The Sega 32X was a cartridge-based add-on for the 16-bit Genesis system. In 1994, Sega was in a transitional period, the company had just passed Nintendo as the top platform manufacturer with the 16-bit Genesis and Sega was looking ahead to the next generation of video gaming when they began to explore 32-bit technology.
Sega was developing two 32-bit consoles at the same time: the Jupiter, a cartridge based system and the Saturn, a CD-ROM based system. Sega chose to continue with the Saturn because it knew that CD-ROMs were cheaper to produce and could hold more information than a regular cartridge. Instead of deserting the Jupiter project, Sega used its technology to develop a 32-bit add-on for the Genesis. After modifications, what Sega came up with was the Mars system.
Sega of America made immediate plans to introduce the Mars in the US. In Japan, Sega was on the verge of releasing the Saturn and did not pursue the Mars project. Sega of America decided to rename the console the Genesis Super 32-X. The company knew that the Saturn would be released in the US in one year and didn't want to abandon the millions of Genesis owners whose 16-bit cartridges would soon be obsolete.
By June 1994, Sega had shortened the name of the add-on to the 32X. The company re-priced the system to $159.99 and instead of including a pack-in game cartridge, Sega would include six $10 discount coupons that could be used for the purchase of 32X cartridges.
When the 32X was released in November 1994, the demand was so high that Sega couldn't fulfill all of the one million orders retailers had made for the system. By January 1995, Sega had shipped 600,000 units.
The 32X plugged into the cartridge port of the Genesis console. Two 32-bit RISC processors powered the system. A VDP (video digital processor) chip noticeably improved the Genesis' polygonal graphics. It featured a palette of over 32,000 colors as well as texture-mapping. Owners of the Sega CD system could plug into the 32X to play enhanced CD-ROM games.
Problems soon surfaced for the 32X. Sega of America received complaints that the system was not functioning when plugged into early Genesis models. In an attempt to resolve the situation Sega released a set of clarified installation instructions. Consumers also complained that the 32X would not function on older model television sets. Sega informed them that they would need to purchase a separate adapter. These glitches, coupled with the minuscule number of cartridges initially available for the 32X slowed the momentum that the system had built in the marketplace.
Soon after the release of the 32X, Sega announced the release of the Neptune console. It was to arrive in time for Christmas 1995. It would be a fusion of both the 32X and Genesis into one system. The targeted price would be around $200. Later, the delivery date was pushed back to 1996 and soon afterwards Sega abandoned plans to release the Neptune.

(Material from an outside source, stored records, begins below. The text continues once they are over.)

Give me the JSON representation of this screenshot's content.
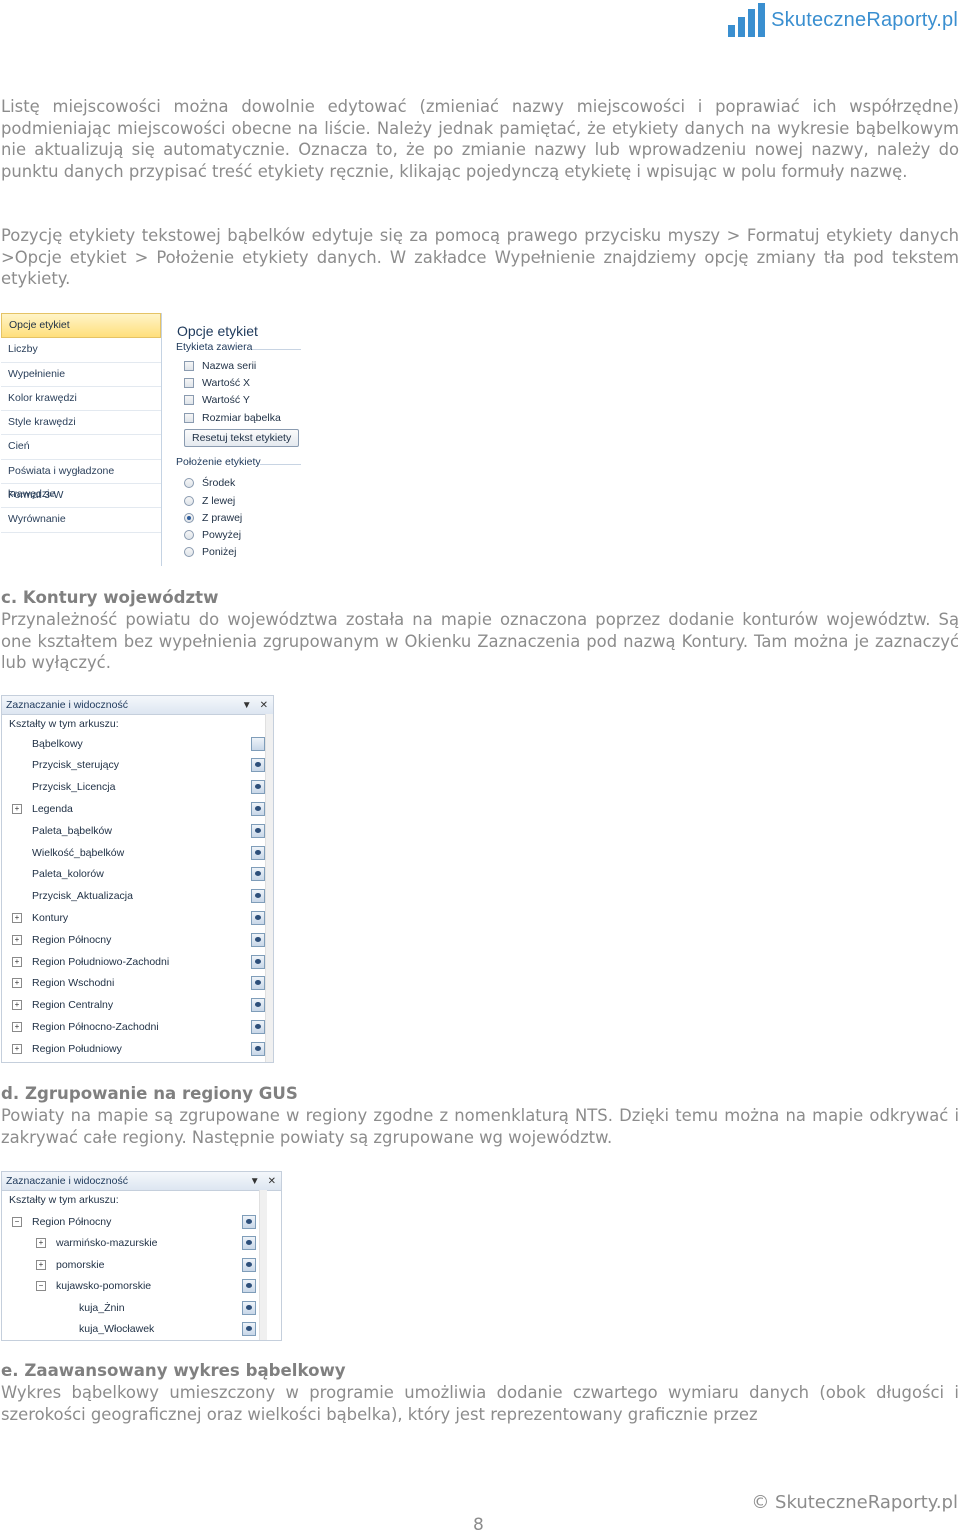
{
  "header": {
    "logo_text": "SkuteczneRaporty.pl",
    "brand_color": "#3a8fd0"
  },
  "paragraphs": {
    "p1": "Listę miejscowości można dowolnie edytować (zmieniać nazwy miejscowości i poprawiać ich współrzędne) podmieniając miejscowości obecne na liście. Należy jednak pamiętać, że etykiety danych na wykresie bąbelkowym nie aktualizują się automatycznie. Oznacza to, że po zmianie nazwy lub wprowadzeniu nowej nazwy, należy do punktu danych przypisać treść etykiety ręcznie, klikając pojedynczą etykietę i wpisując w polu formuły nazwę.",
    "p2": "Pozycję etykiety tekstowej bąbelków edytuje się za pomocą prawego przycisku myszy > Formatuj etykiety danych >Opcje etykiet > Położenie etykiety danych. W zakładce Wypełnienie znajdziemy opcję zmiany tła pod tekstem etykiety.",
    "c_heading": "c. Kontury województw",
    "c_text": "Przynależność powiatu do województwa została na mapie oznaczona poprzez dodanie konturów województw. Są one kształtem bez wypełnienia zgrupowanym w Okienku Zaznaczenia pod nazwą Kontury. Tam można je zaznaczyć lub wyłączyć.",
    "d_heading": "d. Zgrupowanie na regiony GUS",
    "d_text": "Powiaty na mapie są zgrupowane w regiony zgodne z nomenklaturą NTS. Dzięki temu można na mapie odkrywać i zakrywać całe regiony. Następnie powiaty są zgrupowane wg województw.",
    "e_heading": "e. Zaawansowany wykres bąbelkowy",
    "e_text": "Wykres bąbelkowy umieszczony w programie umożliwia dodanie czwartego wymiaru danych (obok długości i szerokości geograficznej oraz wielkości bąbelka), który jest reprezentowany graficznie przez"
  },
  "format_dialog": {
    "nav": [
      "Opcje etykiet",
      "Liczby",
      "Wypełnienie",
      "Kolor krawędzi",
      "Style krawędzi",
      "Cień",
      "Poświata i wygładzone krawędzie",
      "Format 3-W",
      "Wyrównanie"
    ],
    "pane_title": "Opcje etykiet",
    "contains_label": "Etykieta zawiera",
    "checkboxes": [
      "Nazwa serii",
      "Wartość X",
      "Wartość Y",
      "Rozmiar bąbelka"
    ],
    "reset_button": "Resetuj tekst etykiety",
    "position_label": "Położenie etykiety",
    "radios": [
      "Środek",
      "Z lewej",
      "Z prawej",
      "Powyżej",
      "Poniżej"
    ],
    "selected_radio": "Z prawej"
  },
  "selection_pane_1": {
    "title": "Zaznaczanie i widoczność",
    "subtitle": "Kształty w tym arkuszu:",
    "items": [
      {
        "label": "Bąbelkowy",
        "expandable": false,
        "visible": false
      },
      {
        "label": "Przycisk_sterujący",
        "expandable": false,
        "visible": true
      },
      {
        "label": "Przycisk_Licencja",
        "expandable": false,
        "visible": true
      },
      {
        "label": "Legenda",
        "expandable": true,
        "visible": true
      },
      {
        "label": "Paleta_bąbelków",
        "expandable": false,
        "visible": true
      },
      {
        "label": "Wielkość_bąbelków",
        "expandable": false,
        "visible": true
      },
      {
        "label": "Paleta_kolorów",
        "expandable": false,
        "visible": true
      },
      {
        "label": "Przycisk_Aktualizacja",
        "expandable": false,
        "visible": true
      },
      {
        "label": "Kontury",
        "expandable": true,
        "visible": true
      },
      {
        "label": "Region Północny",
        "expandable": true,
        "visible": true
      },
      {
        "label": "Region Południowo-Zachodni",
        "expandable": true,
        "visible": true
      },
      {
        "label": "Region Wschodni",
        "expandable": true,
        "visible": true
      },
      {
        "label": "Region Centralny",
        "expandable": true,
        "visible": true
      },
      {
        "label": "Region Północno-Zachodni",
        "expandable": true,
        "visible": true
      },
      {
        "label": "Region Południowy",
        "expandable": true,
        "visible": true
      }
    ]
  },
  "selection_pane_2": {
    "title": "Zaznaczanie i widoczność",
    "subtitle": "Kształty w tym arkuszu:",
    "items": [
      {
        "label": "Region Północny",
        "toggle": "minus",
        "level": 0
      },
      {
        "label": "warmińsko-mazurskie",
        "toggle": "plus",
        "level": 1
      },
      {
        "label": "pomorskie",
        "toggle": "plus",
        "level": 1
      },
      {
        "label": "kujawsko-pomorskie",
        "toggle": "minus",
        "level": 1
      },
      {
        "label": "kuja_Żnin",
        "toggle": "none",
        "level": 2
      },
      {
        "label": "kuja_Włocławek",
        "toggle": "none",
        "level": 2
      }
    ]
  },
  "footer": {
    "page_number": "8",
    "copyright": "© SkuteczneRaporty.pl"
  }
}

After an early run on 32X hardware, sales sagged. The word was spreading with consumers that the full 32-bit Sega Saturn would soon be introduced to America. People knew that the Saturn would not support 32X software so they decided to wait. Third party support for the 32X thinned out with the declining sales. There was skepticism amongst consumers in the life span of the 32X despite Sega's assurances that a large slate of game titles was being developed.

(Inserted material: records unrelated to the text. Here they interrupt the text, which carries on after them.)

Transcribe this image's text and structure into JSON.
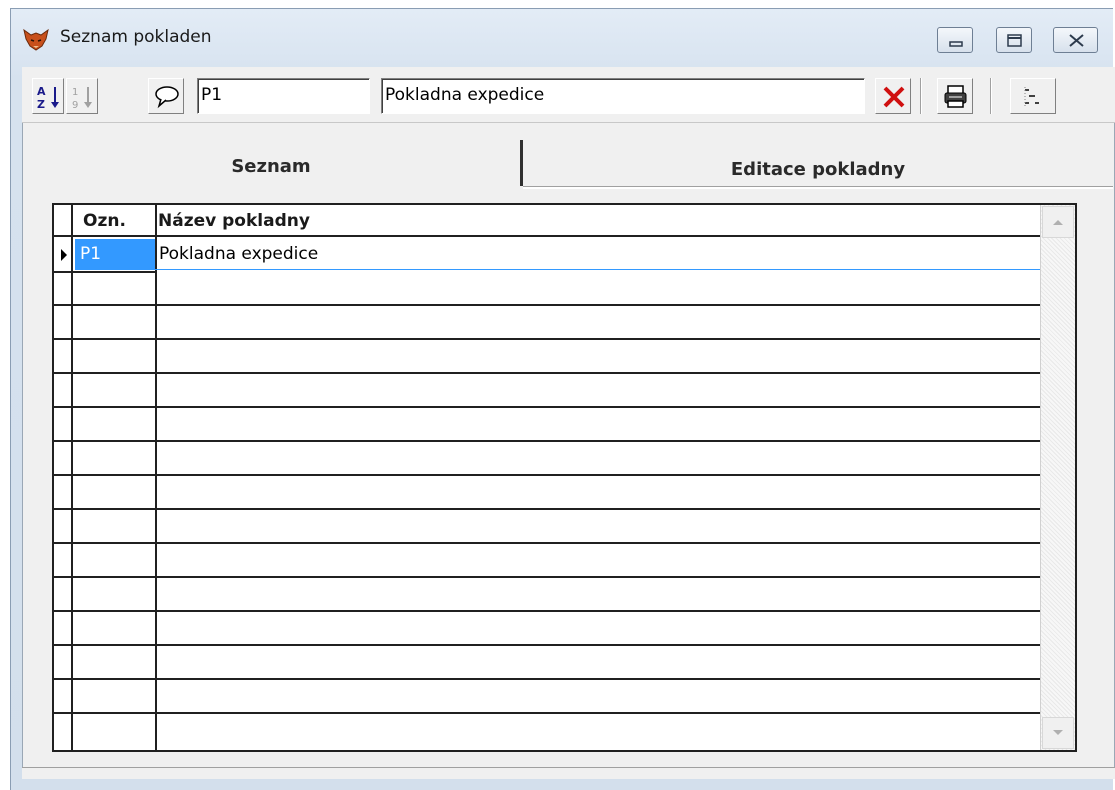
{
  "window": {
    "title": "Seznam pokladen"
  },
  "toolbar": {
    "sort_az_icon": "sort-az-icon",
    "sort_num_icon": "sort-numeric-icon",
    "comment_icon": "comment-bubble-icon",
    "code_value": "P1",
    "name_value": "Pokladna expedice",
    "delete_icon": "delete-x-icon",
    "print_icon": "printer-icon",
    "tree_icon": "tree-list-icon"
  },
  "tabs": [
    {
      "label": "Seznam",
      "active": true
    },
    {
      "label": "Editace pokladny",
      "active": false
    }
  ],
  "grid": {
    "columns": [
      "Ozn.",
      "Název pokladny"
    ],
    "rows": [
      {
        "code": "P1",
        "name": "Pokladna expedice",
        "selected": true
      }
    ]
  },
  "colors": {
    "selection": "#3399ff",
    "delete": "#d01010"
  }
}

In early 1996 Sega, acknowledged it had promised more than it could deliver for the 32X. Sega would be dropping it from production to focus their efforts on the Saturn system. Prices were slashed for the 32X and the remaining units eventually sold for $19.99.

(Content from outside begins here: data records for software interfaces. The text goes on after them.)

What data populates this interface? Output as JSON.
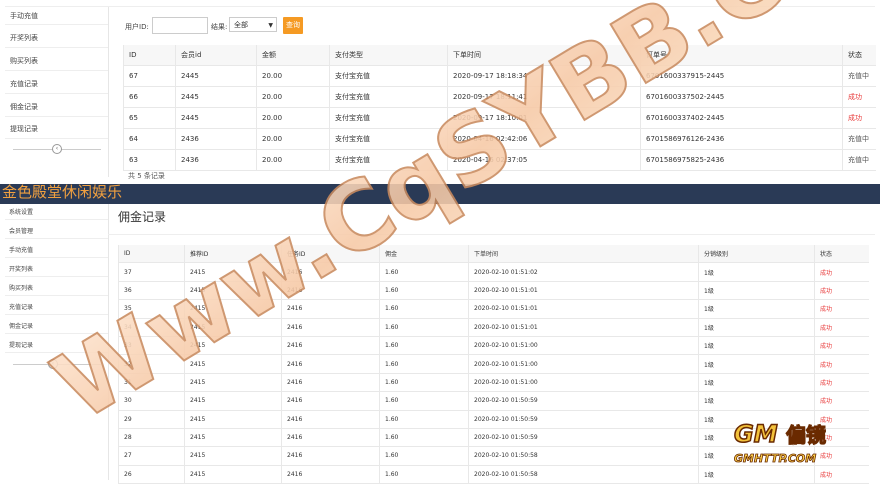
{
  "top": {
    "sidebar": {
      "items": [
        "手动充值",
        "开奖列表",
        "购买列表",
        "充值记录",
        "佣金记录",
        "提现记录"
      ]
    },
    "filter": {
      "user_id_label": "用户ID:",
      "user_id_value": "",
      "result_label": "结果:",
      "result_value": "全部",
      "query_button": "查询"
    },
    "table": {
      "headers": [
        "ID",
        "会员id",
        "金额",
        "支付类型",
        "下单时间",
        "订单号",
        "状态"
      ],
      "rows": [
        [
          "67",
          "2445",
          "20.00",
          "支付宝充值",
          "2020-09-17 18:18:34",
          "6701600337915-2445",
          "充值中",
          "pend"
        ],
        [
          "66",
          "2445",
          "20.00",
          "支付宝充值",
          "2020-09-17 18:11:41",
          "6701600337502-2445",
          "成功",
          "ok"
        ],
        [
          "65",
          "2445",
          "20.00",
          "支付宝充值",
          "2020-09-17 18:10:01",
          "6701600337402-2445",
          "成功",
          "ok"
        ],
        [
          "64",
          "2436",
          "20.00",
          "支付宝充值",
          "2020-04-16 02:42:06",
          "6701586976126-2436",
          "充值中",
          "pend"
        ],
        [
          "63",
          "2436",
          "20.00",
          "支付宝充值",
          "2020-04-16 02:37:05",
          "6701586975825-2436",
          "充值中",
          "pend"
        ]
      ]
    },
    "footer": "共 5 条记录"
  },
  "bar": {
    "title": "金色殿堂休闲娱乐"
  },
  "bottom": {
    "sidebar": {
      "items": [
        "系统设置",
        "会员管理",
        "手动充值",
        "开奖列表",
        "购买列表",
        "充值记录",
        "佣金记录",
        "提现记录"
      ]
    },
    "page_title": "佣金记录",
    "table": {
      "headers": [
        "ID",
        "推荐ID",
        "任务ID",
        "佣金",
        "下单时间",
        "分销级别",
        "状态"
      ],
      "rows": [
        [
          "37",
          "2415",
          "2416",
          "1.60",
          "2020-02-10 01:51:02",
          "1级",
          "成功"
        ],
        [
          "36",
          "2415",
          "2416",
          "1.60",
          "2020-02-10 01:51:01",
          "1级",
          "成功"
        ],
        [
          "35",
          "2415",
          "2416",
          "1.60",
          "2020-02-10 01:51:01",
          "1级",
          "成功"
        ],
        [
          "34",
          "2415",
          "2416",
          "1.60",
          "2020-02-10 01:51:01",
          "1级",
          "成功"
        ],
        [
          "33",
          "2415",
          "2416",
          "1.60",
          "2020-02-10 01:51:00",
          "1级",
          "成功"
        ],
        [
          "32",
          "2415",
          "2416",
          "1.60",
          "2020-02-10 01:51:00",
          "1级",
          "成功"
        ],
        [
          "31",
          "2415",
          "2416",
          "1.60",
          "2020-02-10 01:51:00",
          "1级",
          "成功"
        ],
        [
          "30",
          "2415",
          "2416",
          "1.60",
          "2020-02-10 01:50:59",
          "1级",
          "成功"
        ],
        [
          "29",
          "2415",
          "2416",
          "1.60",
          "2020-02-10 01:50:59",
          "1级",
          "成功"
        ],
        [
          "28",
          "2415",
          "2416",
          "1.60",
          "2020-02-10 01:50:59",
          "1级",
          "成功"
        ],
        [
          "27",
          "2415",
          "2416",
          "1.60",
          "2020-02-10 01:50:58",
          "1级",
          "成功"
        ],
        [
          "26",
          "2415",
          "2416",
          "1.60",
          "2020-02-10 01:50:58",
          "1级",
          "成功"
        ]
      ]
    }
  },
  "watermark": {
    "text": "Www.CqSYBB.Com",
    "logo_main": "GM",
    "logo_chinese": "偏镜",
    "logo_sub": "GMHTTP.COM"
  },
  "colors": {
    "accent_button": "#f59a23",
    "status_success": "#e83b3b",
    "header_bar": "#2a3a56",
    "header_title": "#f0a040"
  },
  "icons": {
    "collapse": "chevron-left-icon"
  }
}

Third party game developers for the 32X include: Activision (Pitfall: The Mayan Adventure), Acclaim (Mortal Kombat II), ID Software (Doom) and Electronic Arts (Toughman Contest Boxing)
Thirty-six 32X Games were released in the United States including five CD-ROM titles. ~ Dave Beuscher, All Game Guide